Overview of the Case Resolution Method in the United States Company admits guilt and wants to cooperate with USDOJ’s Investigation. Criminal Information and Plea Agreement are filed with the court. Fine is determined either by the company and government or strictly by the court. Company DOES NOT admit guilt and thus won’t cooperate with USDOJ’s Investigation. USDOJ will ask a Grand Jury to Indict the company. If indicted the company will stand trial. To be deemed guilty, the jury must find the defendant guilty ‘beyond a reasonable doubt.’ Non-CooperativeCooperative
CropPro : the first leniency applicant before the initiation of the Antitrust Division’s case. Treatment of Hypothetical Case AgForce: has indicated its intent to cooperate with the investigation. It must plead guilty to a criminal Sherman Act charge. RuralPro: Refuses to cooperate or admit guilt.
CropPro : the first leniency applicant before the initiation of the Antitrust Division’s case. The evidence submitted by CropPro was sufficient for it to receive the conditional amnesty letter. No other applicants for leniency will be accepted for this conspiracy. It must meet the requirements of the leniency program, including making RESTITUTION. It will NOT however be criminally charged, nor will it’s executives, if they cooperate. Treatment of Hypothetical Case

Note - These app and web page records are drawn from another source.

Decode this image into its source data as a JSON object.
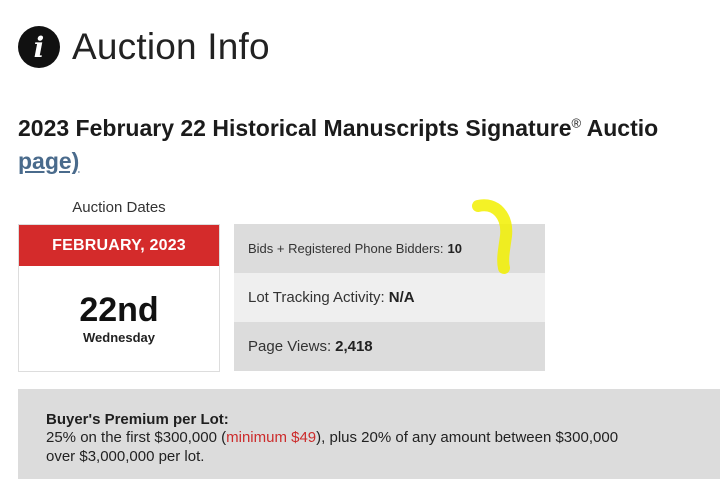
{
  "header": {
    "title": "Auction Info",
    "icon": "info-icon"
  },
  "auction": {
    "title": "2023 February 22 Historical Manuscripts Signature",
    "reg_mark": "®",
    "title_tail": " Auctio",
    "link_text": "page)"
  },
  "dates": {
    "label": "Auction Dates",
    "month": "FEBRUARY, 2023",
    "day": "22nd",
    "weekday": "Wednesday"
  },
  "stats": [
    {
      "label": "Bids + Registered Phone Bidders:",
      "value": "10"
    },
    {
      "label": "Lot Tracking Activity:",
      "value": "N/A"
    },
    {
      "label": "Page Views:",
      "value": "2,418"
    }
  ],
  "premium": {
    "title": "Buyer's Premium per Lot:",
    "line1_start": "25% on the first $300,000 (",
    "line1_min": "minimum $49",
    "line1_end": "), plus 20% of any amount between $300,000",
    "line2": "over $3,000,000 per lot."
  },
  "colors": {
    "month_bar": "#d42b2b",
    "link": "#4a6b8c",
    "highlight": "#f2f000",
    "minimum": "#cc2b2b"
  }
}
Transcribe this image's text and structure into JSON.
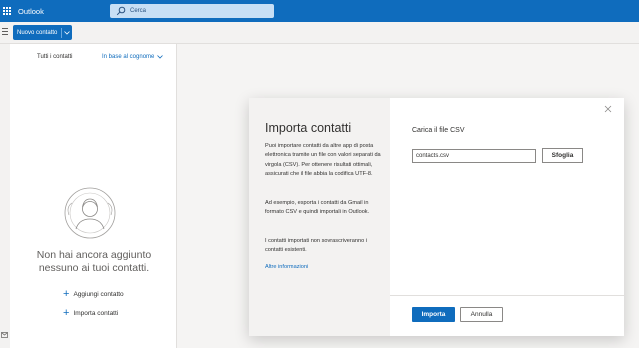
{
  "app": {
    "title": "Outlook"
  },
  "search": {
    "placeholder": "Cerca"
  },
  "toolbar": {
    "new_contact_label": "Nuovo contatto"
  },
  "contacts_panel": {
    "tabs": [
      {
        "label": "Tutti i contatti"
      },
      {
        "label": "In base al cognome"
      }
    ],
    "empty_message": "Non hai ancora aggiunto nessuno ai tuoi contatti.",
    "actions": [
      {
        "label": "Aggiungi contatto",
        "icon": "plus-icon"
      },
      {
        "label": "Importa contatti",
        "icon": "plus-icon"
      }
    ]
  },
  "dialog": {
    "title": "Importa contatti",
    "paragraphs": [
      "Puoi importare contatti da altre app di posta elettronica tramite un file con valori separati da virgola (CSV). Per ottenere risultati ottimali, assicurati che il file abbia la codifica UTF-8.",
      "Ad esempio, esporta i contatti da Gmail in formato CSV e quindi importali in Outlook.",
      "I contatti importati non sovrascriveranno i contatti esistenti."
    ],
    "more_info_link": "Altre informazioni",
    "upload_label": "Carica il file CSV",
    "file_name": "contacts.csv",
    "browse_label": "Sfoglia",
    "import_label": "Importa",
    "cancel_label": "Annulla"
  },
  "colors": {
    "accent": "#0f6cbd",
    "topbar": "#0f6cbd",
    "search_bg": "#c7dff5",
    "panel_bg": "#f3f2f1"
  }
}
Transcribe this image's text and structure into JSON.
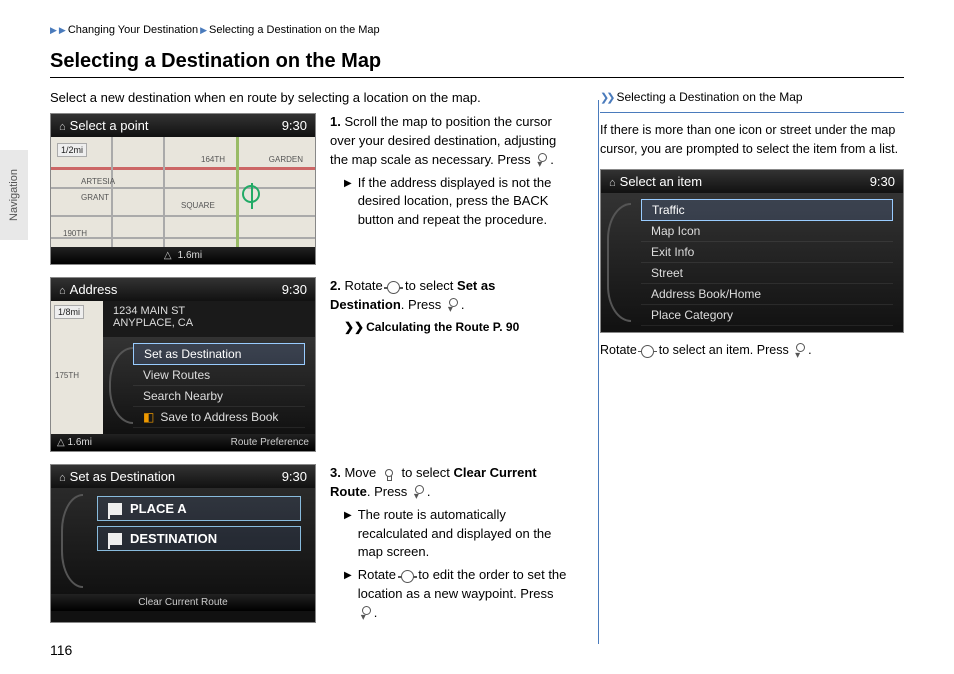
{
  "breadcrumb": {
    "a": "Changing Your Destination",
    "b": "Selecting a Destination on the Map"
  },
  "title": "Selecting a Destination on the Map",
  "intro": "Select a new destination when en route by selecting a location on the map.",
  "sideTab": "Navigation",
  "pageNumber": "116",
  "clock": "9:30",
  "scr1": {
    "header": "Select a point",
    "scale": "1/2mi",
    "labels": {
      "a": "164TH",
      "b": "GARDEN",
      "c": "ARTESIA",
      "d": "GRANT",
      "e": "190TH",
      "f": "SQUARE"
    },
    "footer_dist": "1.6mi"
  },
  "scr2": {
    "header": "Address",
    "scale": "1/8mi",
    "addr1": "1234 MAIN ST",
    "addr2": "ANYPLACE, CA",
    "label_175": "175TH",
    "menu": {
      "a": "Set as Destination",
      "b": "View Routes",
      "c": "Search Nearby",
      "d": "Save to Address Book"
    },
    "footer_dist": "1.6mi",
    "footer_right": "Route Preference"
  },
  "scr3": {
    "header": "Set as Destination",
    "items": {
      "a": "PLACE A",
      "b": "DESTINATION"
    },
    "footer": "Clear Current Route"
  },
  "steps": {
    "s1": {
      "n": "1.",
      "t": "Scroll the map to position the cursor over your desired destination, adjusting the map scale as necessary. Press ",
      "t2": ".",
      "sub": "If the address displayed is not the desired location, press the BACK button and repeat the procedure."
    },
    "s2": {
      "n": "2.",
      "t1": "Rotate ",
      "t2": " to select ",
      "bold": "Set as Destination",
      "t3": ". Press ",
      "t4": ".",
      "ref": "Calculating the Route",
      "refpage": " P. 90"
    },
    "s3": {
      "n": "3.",
      "t1": "Move ",
      "t2": " to select ",
      "bold": "Clear Current Route",
      "t3": ". Press ",
      "t4": ".",
      "sub1": "The route is automatically recalculated and displayed on the map screen.",
      "sub2a": "Rotate ",
      "sub2b": " to edit the order to set the location as a new waypoint. Press ",
      "sub2c": "."
    }
  },
  "right": {
    "title": "Selecting a Destination on the Map",
    "note": "If there is more than one icon or street under the map cursor, you are prompted to select the item from a list.",
    "scr": {
      "header": "Select an item",
      "items": {
        "a": "Traffic",
        "b": "Map Icon",
        "c": "Exit Info",
        "d": "Street",
        "e": "Address Book/Home",
        "f": "Place Category"
      }
    },
    "caption1": "Rotate ",
    "caption2": " to select an item. Press ",
    "caption3": "."
  }
}
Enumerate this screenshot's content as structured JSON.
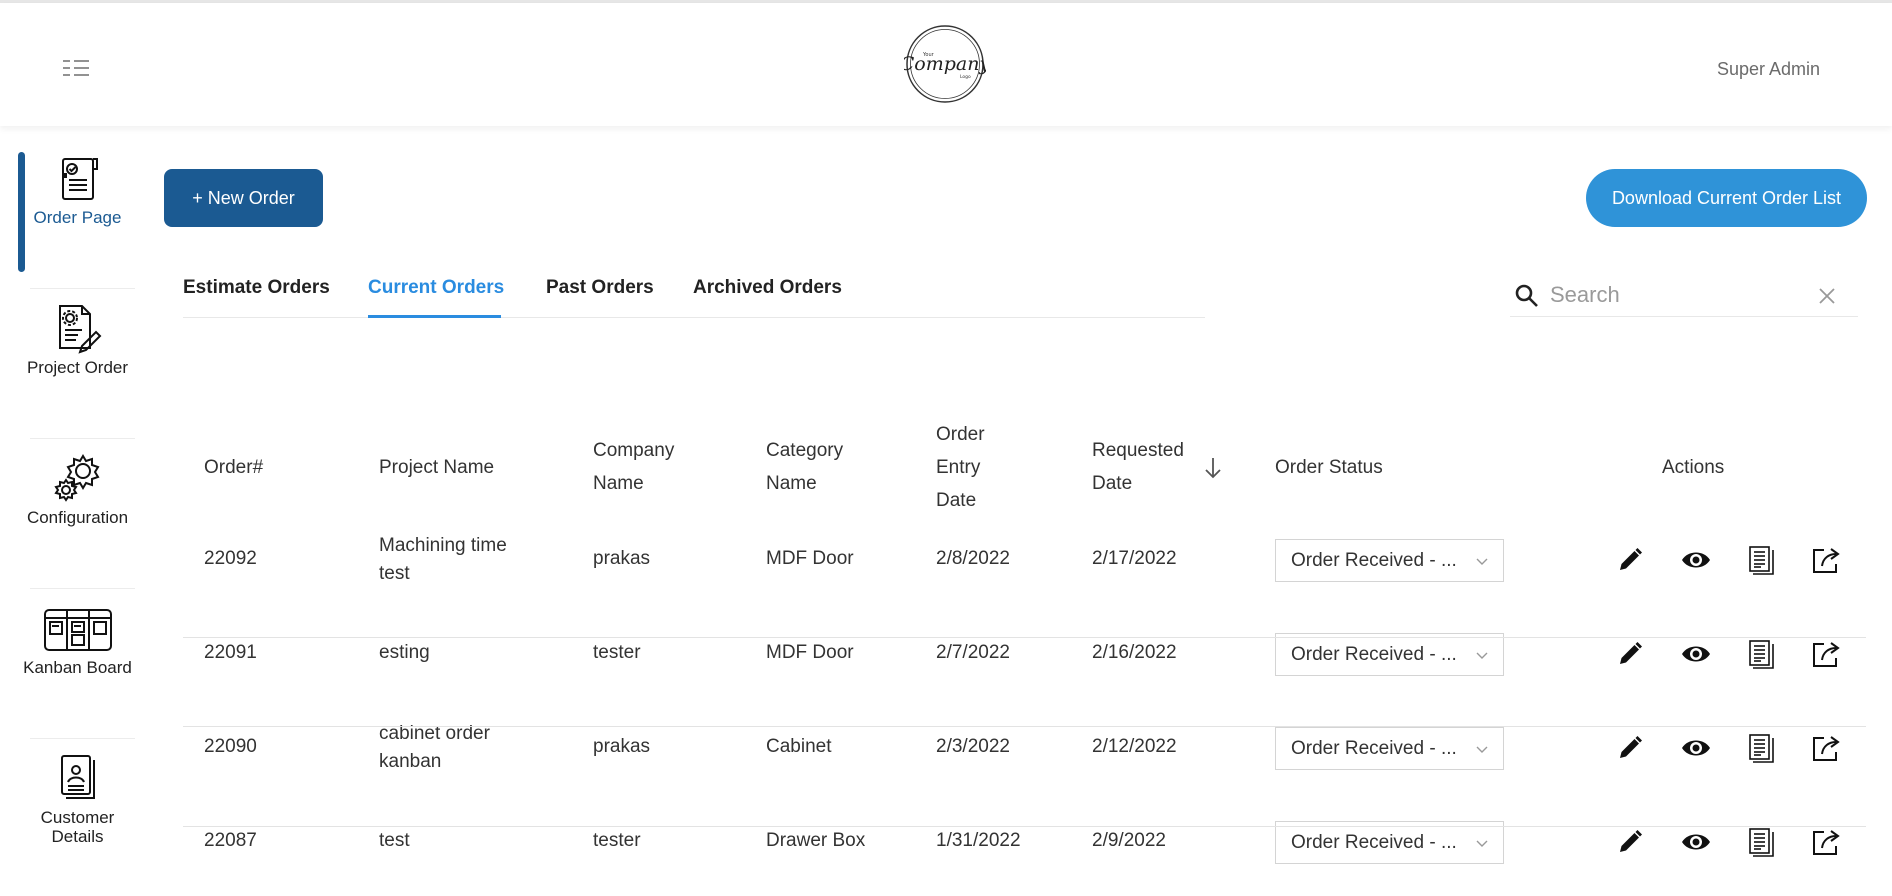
{
  "header": {
    "user_name": "Super Admin",
    "logo_top_text": "Your",
    "logo_text": "Company",
    "logo_bottom_text": "Logo"
  },
  "sidebar": {
    "items": [
      {
        "label": "Order Page",
        "icon": "order-page-icon",
        "active": true
      },
      {
        "label": "Project Order",
        "icon": "project-order-icon"
      },
      {
        "label": "Configuration",
        "icon": "gears-icon"
      },
      {
        "label": "Kanban Board",
        "icon": "kanban-board-icon"
      },
      {
        "label": "Customer Details",
        "icon": "customer-details-icon"
      }
    ]
  },
  "toolbar": {
    "new_order_label": "+ New Order",
    "download_label": "Download Current Order List"
  },
  "tabs": [
    {
      "label": "Estimate Orders"
    },
    {
      "label": "Current Orders",
      "active": true
    },
    {
      "label": "Past Orders"
    },
    {
      "label": "Archived Orders"
    }
  ],
  "search": {
    "placeholder": "Search",
    "value": ""
  },
  "table": {
    "headers": {
      "order_no": "Order#",
      "project_name": "Project Name",
      "company_name_1": "Company",
      "company_name_2": "Name",
      "category_name_1": "Category",
      "category_name_2": "Name",
      "entry_date_1": "Order",
      "entry_date_2": "Entry",
      "entry_date_3": "Date",
      "requested_1": "Requested",
      "requested_2": "Date",
      "status": "Order Status",
      "actions": "Actions"
    },
    "rows": [
      {
        "order": "22092",
        "project_1": "Machining time",
        "project_2": "test",
        "company": "prakas",
        "category": "MDF Door",
        "entry": "2/8/2022",
        "requested": "2/17/2022",
        "status": "Order Received - ..."
      },
      {
        "order": "22091",
        "project_1": "esting",
        "project_2": "",
        "company": "tester",
        "category": "MDF Door",
        "entry": "2/7/2022",
        "requested": "2/16/2022",
        "status": "Order Received - ..."
      },
      {
        "order": "22090",
        "project_1": "cabinet order",
        "project_2": "kanban",
        "company": "prakas",
        "category": "Cabinet",
        "entry": "2/3/2022",
        "requested": "2/12/2022",
        "status": "Order Received - ..."
      },
      {
        "order": "22087",
        "project_1": "test",
        "project_2": "",
        "company": "tester",
        "category": "Drawer Box",
        "entry": "1/31/2022",
        "requested": "2/9/2022",
        "status": "Order Received - ..."
      }
    ]
  },
  "colors": {
    "primary": "#1b5a92",
    "accent": "#2f93d8",
    "active_tab": "#2a8ce0"
  }
}
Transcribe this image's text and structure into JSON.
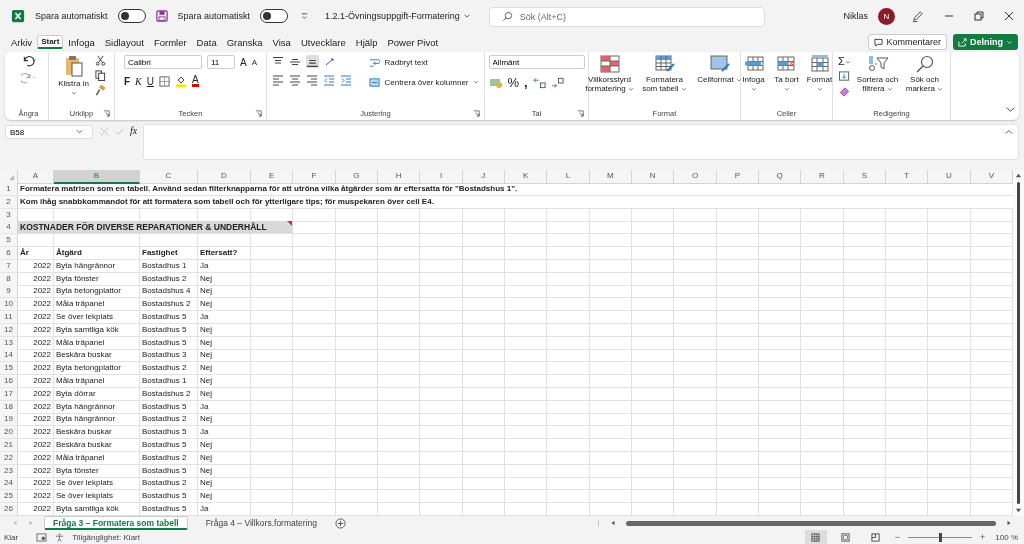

AgForce: has indicated its intent to cooperate with the investigation. It must plead guilty to a criminal Sherman Act charge. It will be subject to pay a fine based on its U.S. affected VOC, and pursuant to the U.S. Sentencing Guidelines. It’s fine can be reduced if it gives significant cooperation – average is 30-35% for a ‘second-in.’ The scope of the charge may be limited to only what the Division already learned from CropPro. One or more executives will be ‘carved out’ of the corporate plea agreement and may be separately prosecuted. It can further reduce its fine level if it brings new ‘Amnesty Plus’ matters to the Division. Treatment of Hypothetical Case
RuralPro: Refuses to cooperate or admit guilt. Will be recommended for Indictment to a Federal Grand Jury. If indicted by the Grand Jury, it will stand trial. One or more of its executives (Amato? Trereira?) may be indicted as well. If convicted, will ask court to impose a maximum fine based on conspirators’ VOC and US Sentencing GLs. Subject to fine based on revenues of ALL cartel members. Individuals likely subject to jail term of several years. If individual executives are outside of US jurisdiction and they refuse to come to the US for trial, they will be placed on Interpol Red Notice. Indictment of RuralPro